Another approach which can be used for mitigation of GLOFs risk is the dealing of Glacier Lake at their location. Many lakes in Nepal, Bhutan and other parts of the world have been successfully drained either completely or their level was lowered to a safe position. It can be done either by dredging artificial channels in the natural dam or by conducting controlled blasting. It should be noted that above mentioned approaches require professional skills and financial resources.

A very little has been done to study the glacier lakes and their outburst potential. It is suggested and recommended to use remote sensing data to monitor and analyze the potential risks associated to GLOFs in Gilgit-Baltistan. Using of flood modeling techniques and developing risk maps can be done in future to make community more resilient and prepare.

The contributor is a graduate student of Remote Sensing and GIS at COMSATS Institute of Information Technology, Islamabad. He can be reached at gomalhunzai@gmail.com. He writes a blog at http://www.gripenvironment.blogspot.com and tweets as @gomalhunzai.

Share on FacebookShare on Google+Tweet about this on TwitterShare on LinkedIn
About author

Pamir Times

pamir.times@gmail.com

Pamir Times is the pioneering community news and views portal of Gilgit – Baltistan, Kohistan, Chitral and the surrounding mountain areas.
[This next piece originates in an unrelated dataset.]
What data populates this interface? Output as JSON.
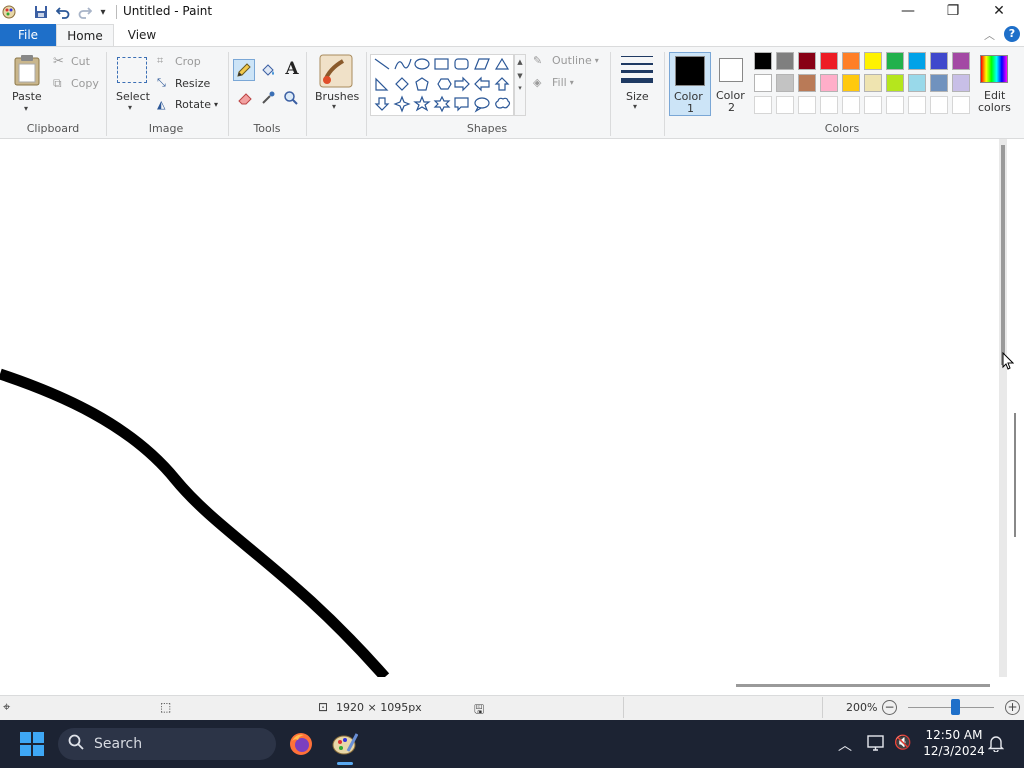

It is a voluntary, not-for-profit, non-partisan and independent venture initiated by the youth.